Our comprehensive programs span the full development cycle from ages 3 to adult. They offer a holistic approach to academic and social-emotional development to ensure all individuals have the skills and confidence they need to realize their full potential.
Our RISE instruction programs target student-specific learning needs and provide one-to-one, specialized instruction that is progress monitored to ensure optimal adaptation to the needs of each individual learner. You can find details about each of our programs here.
LDS instruction programs follow our unique Research-informed Individualized Student Education (RISE) proven methodology designed specifically to meet the needs of each individual student. Developed from BC’s Core Competencies and research-based curricula, the LDS RISE method targets student-specific learning loss and educational needs and provides one-to-one, customized remedial instruction from highly skilled and specialized instructors under our learning support team’s guidance and case management.
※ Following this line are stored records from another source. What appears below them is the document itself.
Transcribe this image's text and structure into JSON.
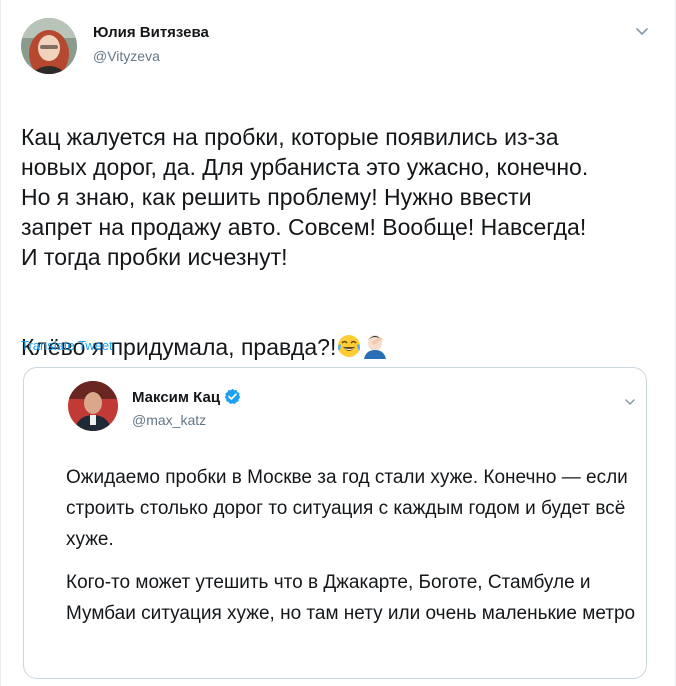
{
  "tweet": {
    "author_name": "Юлия Витязева",
    "author_handle": "@Vityzeva",
    "text_p1": "Кац жалуется на пробки, которые появились из-за\nновых дорог, да. Для урбаниста это ужасно, конечно.\nНо я знаю, как решить проблему! Нужно ввести\nзапрет на продажу авто. Совсем! Вообще! Навсегда!\nИ тогда пробки исчезнут!",
    "text_p2": "Клёво я придумала, правда?!",
    "translate_label": "Translate Tweet"
  },
  "quoted": {
    "author_name": "Максим Кац",
    "author_handle": "@max_katz",
    "paragraphs": [
      "Ожидаемо пробки в Москве за год стали хуже. Конечно — если строить столько дорог то ситуация с каждым годом и будет всё хуже.",
      "Кого-то может утешить что в Джакарте, Боготе, Стамбуле и Мумбаи ситуация хуже, но там нету или очень маленькие метро"
    ]
  },
  "icons": {
    "verified": "verified-badge-icon",
    "chevron": "chevron-down-icon",
    "emoji1": "face-with-tears-of-joy-emoji",
    "emoji2": "man-facepalming-emoji"
  },
  "colors": {
    "link": "#1da1f2",
    "secondary_text": "#657786",
    "border": "#ccd6dd"
  }
}
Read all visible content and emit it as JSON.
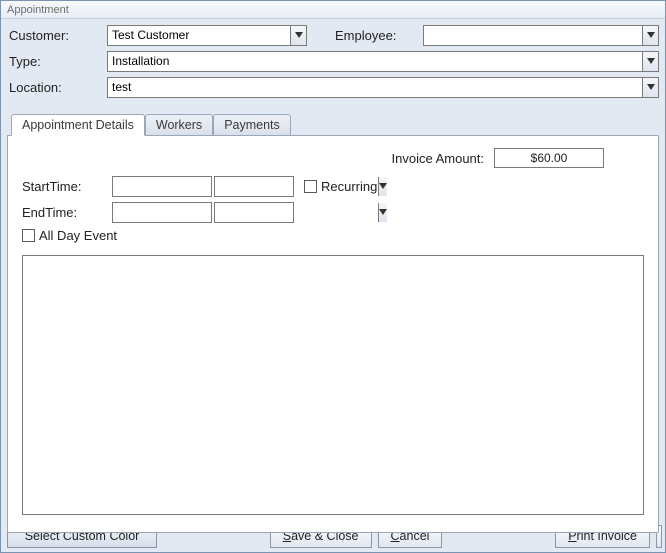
{
  "window": {
    "title": "Appointment"
  },
  "header": {
    "customer_label": "Customer:",
    "customer_value": "Test Customer",
    "employee_label": "Employee:",
    "employee_value": "",
    "type_label": "Type:",
    "type_value": "Installation",
    "location_label": "Location:",
    "location_value": "test"
  },
  "tabs": {
    "details": "Appointment Details",
    "workers": "Workers",
    "payments": "Payments"
  },
  "details": {
    "invoice_label": "Invoice Amount:",
    "invoice_value": "$60.00",
    "starttime_label": "StartTime:",
    "starttime_date": "",
    "starttime_time": "",
    "endtime_label": "EndTime:",
    "endtime_date": "",
    "endtime_time": "",
    "recurring_label": "Recurring",
    "allday_label": "All Day Event"
  },
  "footer": {
    "select_color": "Select Custom Color",
    "save_close_prefix": "S",
    "save_close_rest": "ave & Close",
    "cancel_prefix": "C",
    "cancel_rest": "ancel",
    "print_prefix": "P",
    "print_rest": "rint Invoice"
  }
}
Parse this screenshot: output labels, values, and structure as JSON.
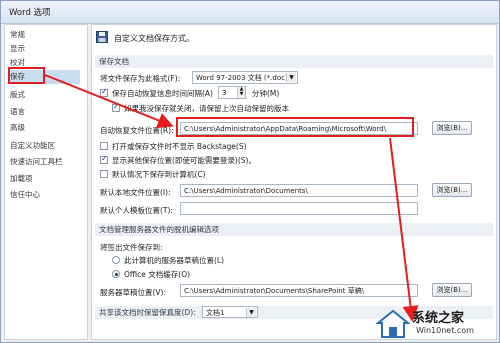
{
  "window": {
    "title": "Word 选项"
  },
  "sidebar": {
    "items": [
      {
        "label": "常规"
      },
      {
        "label": "显示"
      },
      {
        "label": "校对"
      },
      {
        "label": "保存"
      },
      {
        "label": "版式"
      },
      {
        "label": "语言"
      },
      {
        "label": "高级"
      },
      {
        "label": "自定义功能区"
      },
      {
        "label": "快速访问工具栏"
      },
      {
        "label": "加载项"
      },
      {
        "label": "信任中心"
      }
    ],
    "active_index": 3
  },
  "header": {
    "text": "自定义文档保存方式。",
    "icon": "save-icon"
  },
  "save_docs": {
    "title": "保存文档",
    "format_label": "将文件保存为此格式(F):",
    "format_value": "Word 97-2003 文档 (*.doc)",
    "autorecover_label": "保存自动恢复信息时间间隔(A)",
    "autorecover_minutes": "3",
    "minutes_unit": "分钟(M)",
    "keep_last_label": "如果我没保存就关闭，请保留上次自动保留的版本",
    "autorecover_location_label": "自动恢复文件位置(R):",
    "autorecover_location_value": "C:\\Users\\Administrator\\AppData\\Roaming\\Microsoft\\Word\\",
    "browse1": "浏览(B)...",
    "backstage_label": "打开或保存文件时不显示 Backstage(S)",
    "show_extra_label": "显示其他保存位置(即使可能需要登录)(S)。",
    "default_local_label": "默认情况下保存到计算机(C)",
    "default_local_path_label": "默认本地文件位置(I):",
    "default_local_path_value": "C:\\Users\\Administrator\\Documents\\",
    "browse2": "浏览(B)...",
    "personal_template_label": "默认个人模板位置(T):",
    "personal_template_value": ""
  },
  "offline": {
    "title": "文档管理服务器文件的脱机编辑选项",
    "checkout_label": "将签出文件保存到:",
    "option1": "此计算机的服务器草稿位置(L)",
    "option2": "Office 文档缓存(O)",
    "drafts_label": "服务器草稿位置(V):",
    "drafts_value": "C:\\Users\\Administrator\\Documents\\SharePoint 草稿\\",
    "browse3": "浏览(B)..."
  },
  "share": {
    "label": "共享该文档时保留保真度(D):",
    "doc_value": "文档1"
  },
  "annotations": {
    "color": "#e41d1d"
  },
  "watermark": {
    "brand": "系统之家",
    "site": "Win10net.com"
  }
}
We collaborate with leading universities to ensure that RISE incorporates the latest research and evidence-based approaches and provides the most effective learning support to students with learning differences. Our carefully designed RISE programs are multi-curricula-based, incorporating Orton-Gillingham as one of many curricular approaches. We have found that our RISE multi-curricula approach achieves the most effective, individualized support for each student.
Our multi-year studies conducted with UBC show that LDS RISE students are catching up to their general classroom peers on average by up to ½ grade level per year with significant increases in self-confidence and self-esteem.
We carefully match each student with one of our skilled and experienced instructors, considering each student’s learning, behavioural, and emotional needs and the diverse experience and training of our over 40 instructors. Our LDS instructors include BC certified teachers, special education assistants, Orton-Gillingham certified instructors, speech-language pathologists, and experienced inclusive education tutors. We recognize the importance of relationship building between our students and instructors and endeavor to ensure that our students continue to study with the same instructor wherever possible.
An LDS case manager is a critical part of each student’s carefully matched learning support team. Working with our Director of Education and other specialists on staff, our case managers develop an individualized learning program for each student that identifies learning goals, curricula, and resources, including assistive technologies, as appropriate, that our instructors use to address specific skill gaps and learning needs.
Throughout the year, the case manager assigned to each learner provides a consistent first point of contact for students and families and, together with our instructor, develops assessments, progress monitoring, and reporting to ensure each student achieves sustained progress in their learning and development.
Working with our 17 technology company partners, LDS carefully identifies and integrates specific assistive technologies (AT) into our individualized support programs to enhance student learning and best practice in our teaching and to further the accessibility and inclusiveness of our support.
Examples of AT integrated into our lessons include software and hardware that enable visual organization of information, visual and auditory feedback of text, writing assistance, and screen-based reading enhancement. We also now incorporate socially assistive robots in innovative ways into our lessons working with our partner, the University of Waterloo, with remarkable success in increasing student engagement and social-emotional learning.